One of the biggest challenges I had when my daughter went to college was her right to privacy according to the University. She could tell me anything she wanted, obviously, and she did share a lot about her life. But the University refused to tell me or her father anything about anything except her right to privacy. Her grades were private. Her schedule was private. And the scary part we found out about later on was when she had a pretty serious concussion. Neither the University nor the hospital was at liberty to tell us anything. We didn’t know it had even happened until she was able to call us the next day. I don’t know how or how long it would have taken before we found out if she hadn’t been able to call.
So What Does The “After” Look Like For Empty Nest Kids?
The first thing you need to know is that your child isn’t really a child anymore. She’s legally an adult, albeit a young and inexperienced one. Be reassured that she already knows a lot more than you think she does. Remember, she’s been looking after herself long enough to have a ton of new experiences and new knowledge. And she is proud of it! She feels independent and excited to tell you what she’s learned and experienced, and she isn’t looking for you to challenge her. She only wants help from you if she asks for it.
As for the privacy issue, you just have to accept it and jointly figure out how you want to handle it. You probably speak with your empty nest kids on a regular basis already, or if not, you might want to consider agreeing on a day and time for a once a week call. That way, if he doesn’t show up for a call and hasn’t let you know in advance, you’ll know something is up.
If you have the opportunity to go to a parent weekend or on-campus event, get to know your child’s friends and room-mates. Give them your phone numbers and ask them to call you directly if something is amiss. And make sure that you have at least his room-mate’s cell phone number and he has yours.
Have your children put your contact information as an ICE number (in case of emergency) in their phone. And something else you can do is have your son or daughter write, sign and date a note, and carry it with them, that asks that you be called in an emergency and says that they give permission for you to be given their medical information.

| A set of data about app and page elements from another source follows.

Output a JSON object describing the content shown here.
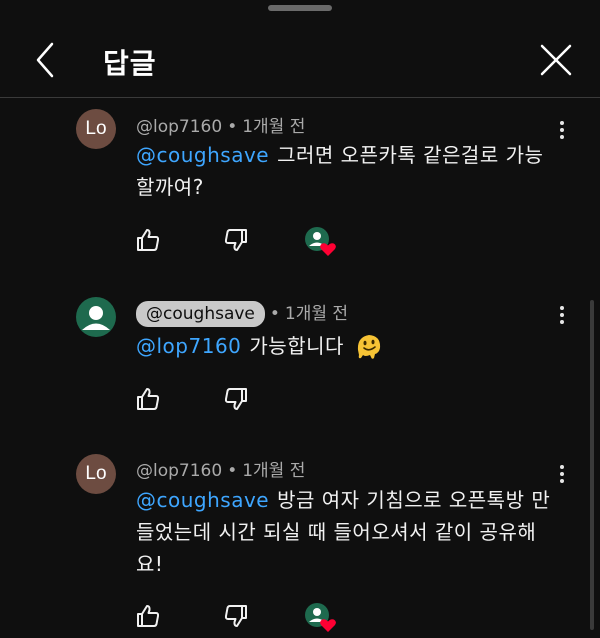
{
  "header": {
    "title": "답글",
    "back_icon": "chevron-left-icon",
    "close_icon": "close-icon"
  },
  "comments": [
    {
      "avatar_initials": "Lo",
      "author": "@lop7160",
      "separator": "•",
      "time": "1개월 전",
      "mention": "@coughsave",
      "text": "그러면 오픈카톡 같은걸로 가능할까여?",
      "hearted": true
    },
    {
      "avatar_icon": "user-icon",
      "author": "@coughsave",
      "is_owner": true,
      "separator": "•",
      "time": "1개월 전",
      "mention": "@lop7160",
      "text": "가능합니다",
      "emoji": "🫠",
      "hearted": false
    },
    {
      "avatar_initials": "Lo",
      "author": "@lop7160",
      "separator": "•",
      "time": "1개월 전",
      "mention": "@coughsave",
      "text": "방금 여자 기침으로 오픈톡방 만들었는데 시간 되실 때 들어오셔서 같이 공유해요!",
      "hearted": true
    }
  ],
  "colors": {
    "background": "#0f0f0f",
    "mention": "#3ea6ff",
    "heart": "#ff0033",
    "owner_chip": "#c9c9c9"
  }
}
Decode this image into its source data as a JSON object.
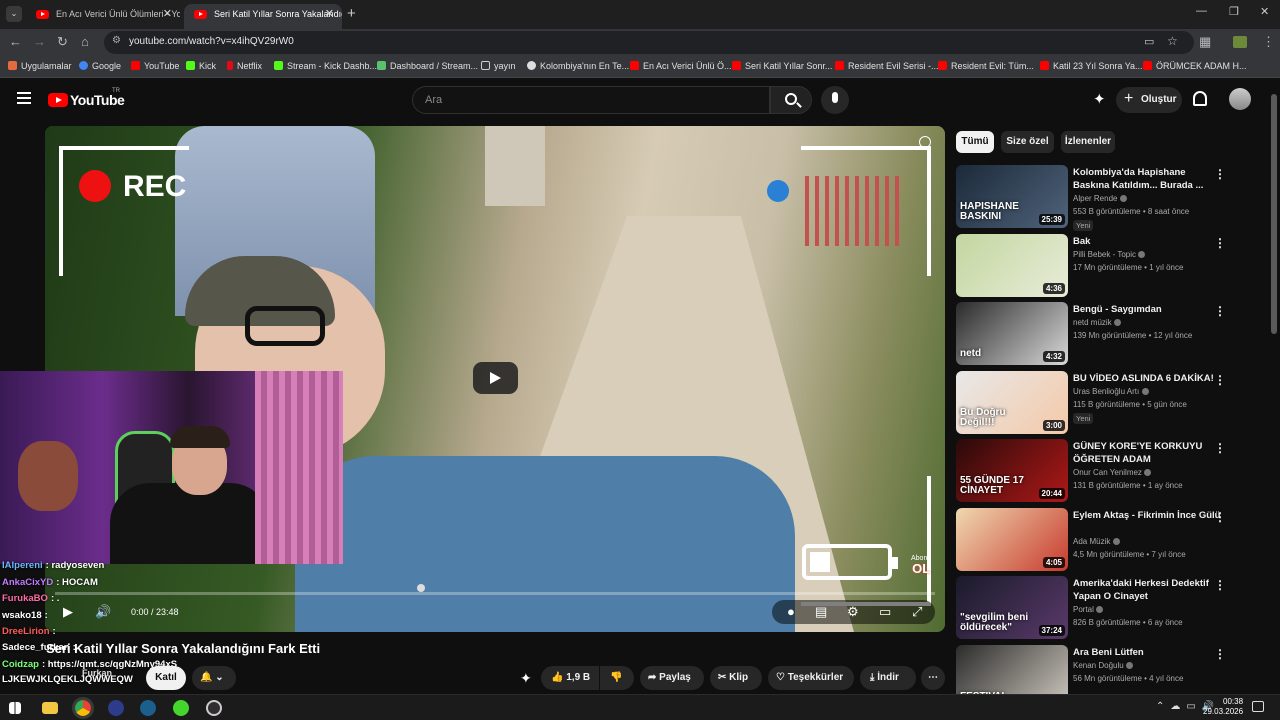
{
  "browser": {
    "tabs": [
      {
        "label": "En Acı Verici Ünlü Ölümleri - Yo",
        "active": false
      },
      {
        "label": "Seri Katil Yıllar Sonra Yakalandığ",
        "active": true
      }
    ],
    "new_tab": "+",
    "url": "youtube.com/watch?v=x4ihQV29rW0",
    "bookmarks": [
      "Uygulamalar",
      "Google",
      "YouTube",
      "Kick",
      "Netflix",
      "Stream - Kick Dashb...",
      "Dashboard / Stream...",
      "yayın",
      "Kolombiya'nın En Te...",
      "En Acı Verici Ünlü Ö...",
      "Seri Katil Yıllar Sonr...",
      "Resident Evil Serisi -...",
      "Resident Evil: Tüm...",
      "Katil 23 Yıl Sonra Ya...",
      "ÖRÜMCEK ADAM H..."
    ]
  },
  "youtube": {
    "logo": "YouTube",
    "logo_suffix": "TR",
    "search_placeholder": "Ara",
    "create_label": "Oluştur"
  },
  "player": {
    "rec_label": "REC",
    "time": "0:00 / 23:48",
    "progress": 0.0,
    "abone": "Abone",
    "ol": "OL"
  },
  "video": {
    "title": "Seri Katil Yıllar Sonra Yakalandığını Fark Etti",
    "channel": "Furkan",
    "join_label": "Katıl",
    "likes": "1,9 B",
    "share": "Paylaş",
    "clip": "Klip",
    "thanks": "Teşekkürler",
    "download": "İndir"
  },
  "chat": [
    {
      "user": "IAlpereni",
      "msg": ": radyoseven",
      "color": "#6fb7ff"
    },
    {
      "user": "AnkaCixYD",
      "msg": ": HOCAM",
      "color": "#c27bff"
    },
    {
      "user": "FurukaBO",
      "msg": ": .",
      "color": "#ff6aa6"
    },
    {
      "user": "wsako18",
      "msg": ":",
      "color": "#ffffff"
    },
    {
      "user": "DreeLirion",
      "msg": ":",
      "color": "#ff5a5a"
    },
    {
      "user": "Sadece_furkan",
      "msg": ":",
      "color": "#ffffff"
    },
    {
      "user": "Coidzap",
      "msg": ": https://qmt.sc/qgNzMny94xS",
      "color": "#7bff7b"
    },
    {
      "user": "LJKEWJKLQEKLJQWWEQW",
      "msg": "",
      "color": "#ffffff"
    }
  ],
  "rail": {
    "chips": [
      "Tümü",
      "Size özel",
      "İzlenenler"
    ],
    "items": [
      {
        "title": "Kolombiya'da Hapishane Baskına Katıldım... Burada ...",
        "channel": "Alper Rende",
        "meta": "553 B görüntüleme • 8 saat önce",
        "badge": "Yeni",
        "duration": "25:39",
        "thumb_text": "HAPISHANE BASKINI",
        "colors": [
          "#1b2a3a",
          "#50637a"
        ]
      },
      {
        "title": "Bak",
        "channel": "Pilli Bebek - Topic",
        "meta": "17 Mn görüntüleme • 1 yıl önce",
        "badge": "",
        "duration": "4:36",
        "thumb_text": "",
        "colors": [
          "#c3d6a0",
          "#e8ecd8"
        ]
      },
      {
        "title": "Bengü - Saygımdan",
        "channel": "netd müzik",
        "meta": "139 Mn görüntüleme • 12 yıl önce",
        "badge": "",
        "duration": "4:32",
        "thumb_text": "netd",
        "colors": [
          "#2a2a2a",
          "#d9d9d9"
        ]
      },
      {
        "title": "BU VİDEO ASLINDA 6 DAKİKA!",
        "channel": "Uras Benlioğlu Artı",
        "meta": "115 B görüntüleme • 5 gün önce",
        "badge": "Yeni",
        "duration": "3:00",
        "thumb_text": "Bu Doğru Değil!!!",
        "colors": [
          "#e8e8e8",
          "#f4c9a8"
        ]
      },
      {
        "title": "GÜNEY KORE'YE KORKUYU ÖĞRETEN ADAM",
        "channel": "Onur Can Yenilmez",
        "meta": "131 B görüntüleme • 1 ay önce",
        "badge": "",
        "duration": "20:44",
        "thumb_text": "55 GÜNDE 17 CİNAYET",
        "colors": [
          "#2a0a0a",
          "#b01818"
        ]
      },
      {
        "title": "Eylem Aktaş - Fikrimin İnce Gülü",
        "channel": "Ada Müzik",
        "meta": "4,5 Mn görüntüleme • 7 yıl önce",
        "badge": "",
        "duration": "4:05",
        "thumb_text": "",
        "colors": [
          "#f0d9b0",
          "#c73a2e"
        ]
      },
      {
        "title": "Amerika'daki Herkesi Dedektif Yapan O Cinayet",
        "channel": "Portal",
        "meta": "826 B görüntüleme • 6 ay önce",
        "badge": "",
        "duration": "37:24",
        "thumb_text": "\"sevgilim beni öldürecek\"",
        "colors": [
          "#1a1a2a",
          "#5a3a6a"
        ]
      },
      {
        "title": "Ara Beni Lütfen",
        "channel": "Kenan Doğulu",
        "meta": "56 Mn görüntüleme • 4 yıl önce",
        "badge": "",
        "duration": "",
        "thumb_text": "FESTIVAL",
        "colors": [
          "#2b2b2b",
          "#cfc9bf"
        ]
      }
    ]
  },
  "taskbar": {
    "time": "00:38",
    "date": "29.03.2026"
  }
}
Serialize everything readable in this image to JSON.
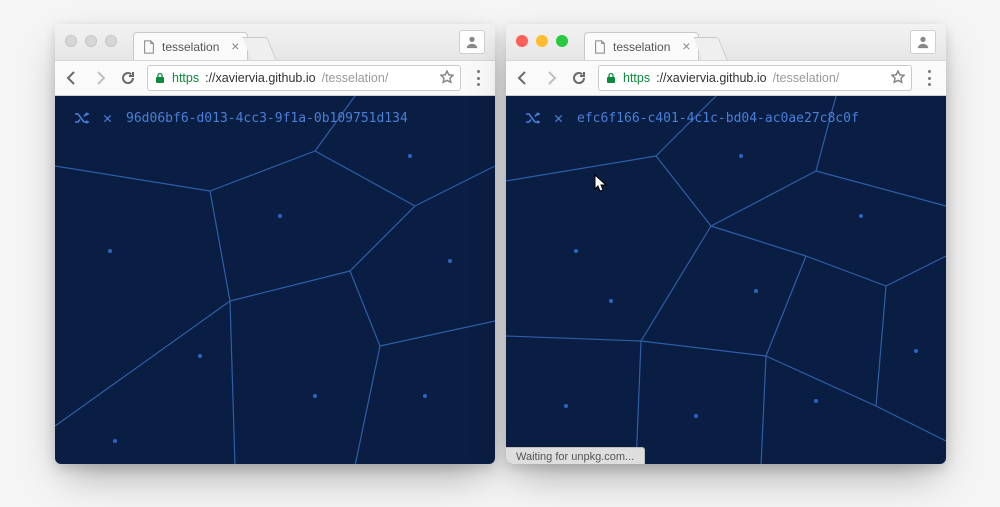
{
  "windows": [
    {
      "traffic_style": "dim",
      "tab_title": "tesselation",
      "url_proto": "https",
      "url_host": "://xaviervia.github.io",
      "url_path": "/tesselation/",
      "uuid": "96d06bf6-d013-4cc3-9f1a-0b109751d134",
      "status": ""
    },
    {
      "traffic_style": "color",
      "tab_title": "tesselation",
      "url_proto": "https",
      "url_host": "://xaviervia.github.io",
      "url_path": "/tesselation/",
      "uuid": "efc6f166-c401-4c1c-bd04-ac0ae27c8c0f",
      "status": "Waiting for unpkg.com..."
    }
  ],
  "icons": {
    "shuffle": "shuffle-icon",
    "close": "close-icon"
  },
  "colors": {
    "viewport_bg": "#091e42",
    "mesh_line": "#2f5ea8",
    "hud_text": "#4a7fd8"
  }
}
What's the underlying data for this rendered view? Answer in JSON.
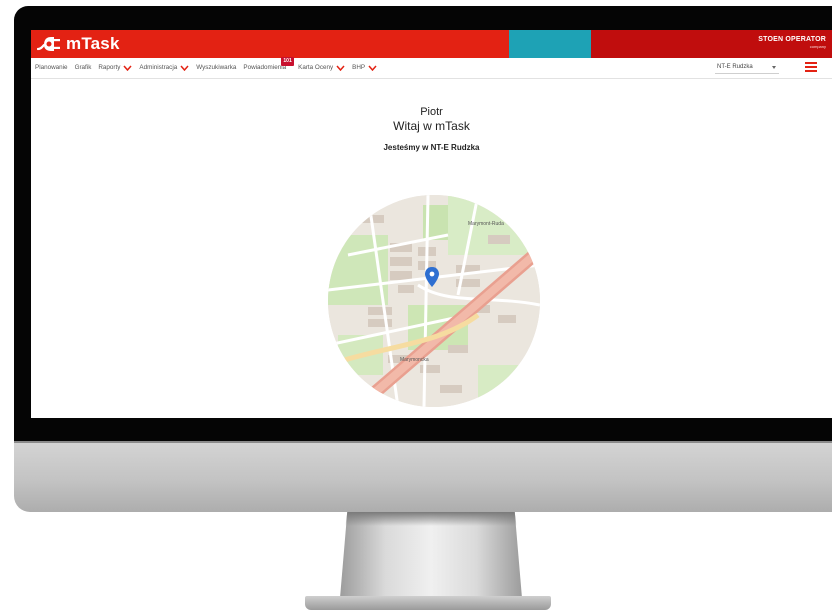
{
  "app": {
    "brand": "mTask",
    "operator_name": "STOEN OPERATOR",
    "operator_sub": "company"
  },
  "nav": {
    "items": [
      {
        "label": "Planowanie",
        "has_dropdown": false
      },
      {
        "label": "Grafik",
        "has_dropdown": false
      },
      {
        "label": "Raporty",
        "has_dropdown": true
      },
      {
        "label": "Administracja",
        "has_dropdown": true
      },
      {
        "label": "Wyszukiwarka",
        "has_dropdown": false
      },
      {
        "label": "Powiadomienia",
        "has_dropdown": false,
        "badge": "101"
      },
      {
        "label": "Karta Oceny",
        "has_dropdown": true
      },
      {
        "label": "BHP",
        "has_dropdown": true
      }
    ],
    "location_selected": "NT-E Rudzka",
    "menu_icon": "hamburger-icon"
  },
  "welcome": {
    "name": "Piotr",
    "greeting": "Witaj w mTask",
    "location_text": "Jesteśmy w NT-E Rudzka"
  },
  "map": {
    "marker_icon": "location-pin-icon",
    "labels": [
      "Marymont-Ruda",
      "Marymoncka"
    ]
  },
  "colors": {
    "brand_red": "#e32213",
    "teal": "#1ea2b5",
    "dark_red": "#c00d0d",
    "accent_chevron": "#e32213",
    "map_marker": "#2e6fd1"
  }
}
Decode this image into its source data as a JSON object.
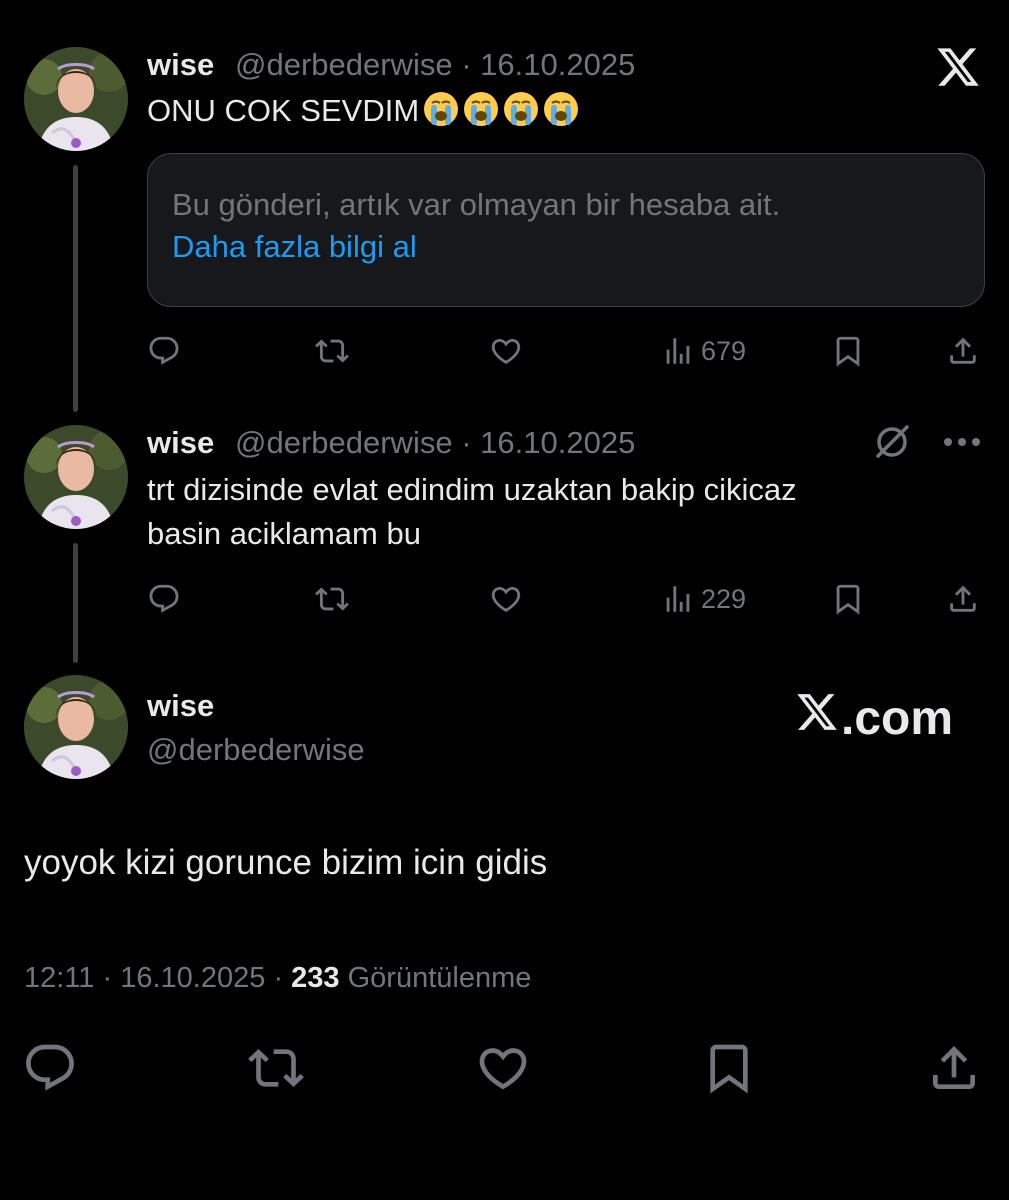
{
  "tweets": [
    {
      "name": "wise",
      "handle": "@derbederwise",
      "date": "16.10.2025",
      "separator": "·",
      "text": "ONU COK SEVDIM",
      "emojis": [
        "loudly-crying-face",
        "loudly-crying-face",
        "loudly-crying-face",
        "loudly-crying-face"
      ],
      "notice": {
        "text": "Bu gönderi, artık var olmayan bir hesaba ait.",
        "link": "Daha fazla bilgi al"
      },
      "views": "679"
    },
    {
      "name": "wise",
      "handle": "@derbederwise",
      "date": "16.10.2025",
      "separator": "·",
      "text_line1": "trt dizisinde evlat edindim uzaktan bakip cikicaz",
      "text_line2": "basin aciklamam bu",
      "views": "229"
    }
  ],
  "main": {
    "name": "wise",
    "handle": "@derbederwise",
    "brand": ".com",
    "text": "yoyok kizi gorunce bizim icin gidis",
    "time": "12:11",
    "date": "16.10.2025",
    "separator": "·",
    "views_count": "233",
    "views_label": "Görüntülenme"
  },
  "colors": {
    "background": "#000000",
    "text": "#e7e9ea",
    "muted": "#71767b",
    "link": "#1d9bf0",
    "border": "#3e4144"
  },
  "icons": [
    "x-logo",
    "grok-icon",
    "more-icon",
    "reply-icon",
    "repost-icon",
    "like-icon",
    "views-icon",
    "bookmark-icon",
    "share-icon"
  ]
}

Leaving the nest means big changes—for your child and for you, although you may not notice much until he comes home for a visit. How will you or are you handling those changes? I’d love for you to share your biggest fear or worry about how it will all be different. But don’t let that worry interfere with your relationship with your daughter or son. As I said in the beginning, in some intangible way, she or he will always be your baby. So never fear, you get to have that war and fuzzy feeling toward your children even while you relate as adults.